--- LISTED ENTRIES ---
----
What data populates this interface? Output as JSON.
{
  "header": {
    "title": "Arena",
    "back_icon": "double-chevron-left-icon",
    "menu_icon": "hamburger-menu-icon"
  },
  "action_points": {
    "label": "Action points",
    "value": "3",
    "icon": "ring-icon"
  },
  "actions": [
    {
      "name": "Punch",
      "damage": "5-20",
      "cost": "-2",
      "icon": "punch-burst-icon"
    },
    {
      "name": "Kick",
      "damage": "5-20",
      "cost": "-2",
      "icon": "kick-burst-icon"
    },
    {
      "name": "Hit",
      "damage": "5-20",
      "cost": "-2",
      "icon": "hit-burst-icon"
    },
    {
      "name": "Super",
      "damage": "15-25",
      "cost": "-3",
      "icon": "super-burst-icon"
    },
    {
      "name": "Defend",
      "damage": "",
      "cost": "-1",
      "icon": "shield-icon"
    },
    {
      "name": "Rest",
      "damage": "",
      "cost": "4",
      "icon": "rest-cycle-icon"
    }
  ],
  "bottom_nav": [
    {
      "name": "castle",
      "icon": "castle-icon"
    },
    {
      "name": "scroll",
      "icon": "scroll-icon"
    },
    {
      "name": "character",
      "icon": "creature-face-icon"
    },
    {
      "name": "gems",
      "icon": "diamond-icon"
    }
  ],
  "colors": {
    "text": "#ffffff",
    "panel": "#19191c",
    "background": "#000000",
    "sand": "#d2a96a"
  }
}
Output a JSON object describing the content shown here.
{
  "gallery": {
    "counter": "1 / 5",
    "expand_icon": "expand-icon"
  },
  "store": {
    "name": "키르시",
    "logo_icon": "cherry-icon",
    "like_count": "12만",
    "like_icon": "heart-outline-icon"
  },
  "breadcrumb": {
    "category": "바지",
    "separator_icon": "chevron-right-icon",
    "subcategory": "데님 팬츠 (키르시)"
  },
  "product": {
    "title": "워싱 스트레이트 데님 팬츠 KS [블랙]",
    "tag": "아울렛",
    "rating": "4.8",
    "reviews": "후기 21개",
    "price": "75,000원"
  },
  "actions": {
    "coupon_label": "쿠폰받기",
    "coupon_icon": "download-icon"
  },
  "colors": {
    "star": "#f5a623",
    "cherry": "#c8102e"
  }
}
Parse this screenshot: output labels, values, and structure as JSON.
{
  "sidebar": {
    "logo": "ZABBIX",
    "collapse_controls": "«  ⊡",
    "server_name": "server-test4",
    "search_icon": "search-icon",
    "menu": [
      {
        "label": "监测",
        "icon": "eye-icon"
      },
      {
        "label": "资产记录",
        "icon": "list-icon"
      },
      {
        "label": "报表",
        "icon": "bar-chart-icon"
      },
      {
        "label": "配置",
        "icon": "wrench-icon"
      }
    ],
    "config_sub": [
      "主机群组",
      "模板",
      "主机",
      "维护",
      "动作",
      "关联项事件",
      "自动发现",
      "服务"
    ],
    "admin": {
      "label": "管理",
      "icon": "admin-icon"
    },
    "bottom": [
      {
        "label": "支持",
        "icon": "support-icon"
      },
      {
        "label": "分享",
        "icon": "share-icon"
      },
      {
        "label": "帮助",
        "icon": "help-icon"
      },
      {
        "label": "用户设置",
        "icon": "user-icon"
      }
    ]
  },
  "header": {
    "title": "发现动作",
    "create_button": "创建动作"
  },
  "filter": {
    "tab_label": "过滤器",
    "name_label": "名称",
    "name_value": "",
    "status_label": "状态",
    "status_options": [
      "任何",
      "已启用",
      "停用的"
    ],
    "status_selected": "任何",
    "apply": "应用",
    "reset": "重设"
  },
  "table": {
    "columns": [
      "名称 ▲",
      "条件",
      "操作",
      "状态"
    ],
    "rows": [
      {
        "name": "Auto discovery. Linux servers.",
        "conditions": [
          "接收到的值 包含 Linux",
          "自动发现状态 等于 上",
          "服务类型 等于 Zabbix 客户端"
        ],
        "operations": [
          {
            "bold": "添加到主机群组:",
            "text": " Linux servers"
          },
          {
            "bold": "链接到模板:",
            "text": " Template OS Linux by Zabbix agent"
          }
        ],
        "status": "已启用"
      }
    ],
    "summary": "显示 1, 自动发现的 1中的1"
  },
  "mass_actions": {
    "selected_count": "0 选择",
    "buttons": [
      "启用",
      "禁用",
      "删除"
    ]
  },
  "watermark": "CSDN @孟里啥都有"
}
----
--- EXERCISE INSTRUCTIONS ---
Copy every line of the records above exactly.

--- SOLVED PROBLEM ---
What data populates this interface? Output as JSON.
{
  "header": {
    "title": "Arena",
    "back_icon": "double-chevron-left-icon",
    "menu_icon": "hamburger-menu-icon"
  },
  "action_points": {
    "label": "Action points",
    "value": "3",
    "icon": "ring-icon"
  },
  "actions": [
    {
      "name": "Punch",
      "damage": "5-20",
      "cost": "-2",
      "icon": "punch-burst-icon"
    },
    {
      "name": "Kick",
      "damage": "5-20",
      "cost": "-2",
      "icon": "kick-burst-icon"
    },
    {
      "name": "Hit",
      "damage": "5-20",
      "cost": "-2",
      "icon": "hit-burst-icon"
    },
    {
      "name": "Super",
      "damage": "15-25",
      "cost": "-3",
      "icon": "super-burst-icon"
    },
    {
      "name": "Defend",
      "damage": "",
      "cost": "-1",
      "icon": "shield-icon"
    },
    {
      "name": "Rest",
      "damage": "",
      "cost": "4",
      "icon": "rest-cycle-icon"
    }
  ],
  "bottom_nav": [
    {
      "name": "castle",
      "icon": "castle-icon"
    },
    {
      "name": "scroll",
      "icon": "scroll-icon"
    },
    {
      "name": "character",
      "icon": "creature-face-icon"
    },
    {
      "name": "gems",
      "icon": "diamond-icon"
    }
  ],
  "colors": {
    "text": "#ffffff",
    "panel": "#19191c",
    "background": "#000000",
    "sand": "#d2a96a"
  }
}
Output a JSON object describing the content shown here.
{
  "gallery": {
    "counter": "1 / 5",
    "expand_icon": "expand-icon"
  },
  "store": {
    "name": "키르시",
    "logo_icon": "cherry-icon",
    "like_count": "12만",
    "like_icon": "heart-outline-icon"
  },
  "breadcrumb": {
    "category": "바지",
    "separator_icon": "chevron-right-icon",
    "subcategory": "데님 팬츠 (키르시)"
  },
  "product": {
    "title": "워싱 스트레이트 데님 팬츠 KS [블랙]",
    "tag": "아울렛",
    "rating": "4.8",
    "reviews": "후기 21개",
    "price": "75,000원"
  },
  "actions": {
    "coupon_label": "쿠폰받기",
    "coupon_icon": "download-icon"
  },
  "colors": {
    "star": "#f5a623",
    "cherry": "#c8102e"
  }
}
Parse this screenshot: output labels, values, and structure as JSON.
{
  "sidebar": {
    "logo": "ZABBIX",
    "collapse_controls": "«  ⊡",
    "server_name": "server-test4",
    "search_icon": "search-icon",
    "menu": [
      {
        "label": "监测",
        "icon": "eye-icon"
      },
      {
        "label": "资产记录",
        "icon": "list-icon"
      },
      {
        "label": "报表",
        "icon": "bar-chart-icon"
      },
      {
        "label": "配置",
        "icon": "wrench-icon"
      }
    ],
    "config_sub": [
      "主机群组",
      "模板",
      "主机",
      "维护",
      "动作",
      "关联项事件",
      "自动发现",
      "服务"
    ],
    "admin": {
      "label": "管理",
      "icon": "admin-icon"
    },
    "bottom": [
      {
        "label": "支持",
        "icon": "support-icon"
      },
      {
        "label": "分享",
        "icon": "share-icon"
      },
      {
        "label": "帮助",
        "icon": "help-icon"
      },
      {
        "label": "用户设置",
        "icon": "user-icon"
      }
    ]
  },
  "header": {
    "title": "发现动作",
    "create_button": "创建动作"
  },
  "filter": {
    "tab_label": "过滤器",
    "name_label": "名称",
    "name_value": "",
    "status_label": "状态",
    "status_options": [
      "任何",
      "已启用",
      "停用的"
    ],
    "status_selected": "任何",
    "apply": "应用",
    "reset": "重设"
  },
  "table": {
    "columns": [
      "名称 ▲",
      "条件",
      "操作",
      "状态"
    ],
    "rows": [
      {
        "name": "Auto discovery. Linux servers.",
        "conditions": [
          "接收到的值 包含 Linux",
          "自动发现状态 等于 上",
          "服务类型 等于 Zabbix 客户端"
        ],
        "operations": [
          {
            "bold": "添加到主机群组:",
            "text": " Linux servers"
          },
          {
            "bold": "链接到模板:",
            "text": " Template OS Linux by Zabbix agent"
          }
        ],
        "status": "已启用"
      }
    ],
    "summary": "显示 1, 自动发现的 1中的1"
  },
  "mass_actions": {
    "selected_count": "0 选择",
    "buttons": [
      "启用",
      "禁用",
      "删除"
    ]
  },
  "watermark": "CSDN @孟里啥都有"
}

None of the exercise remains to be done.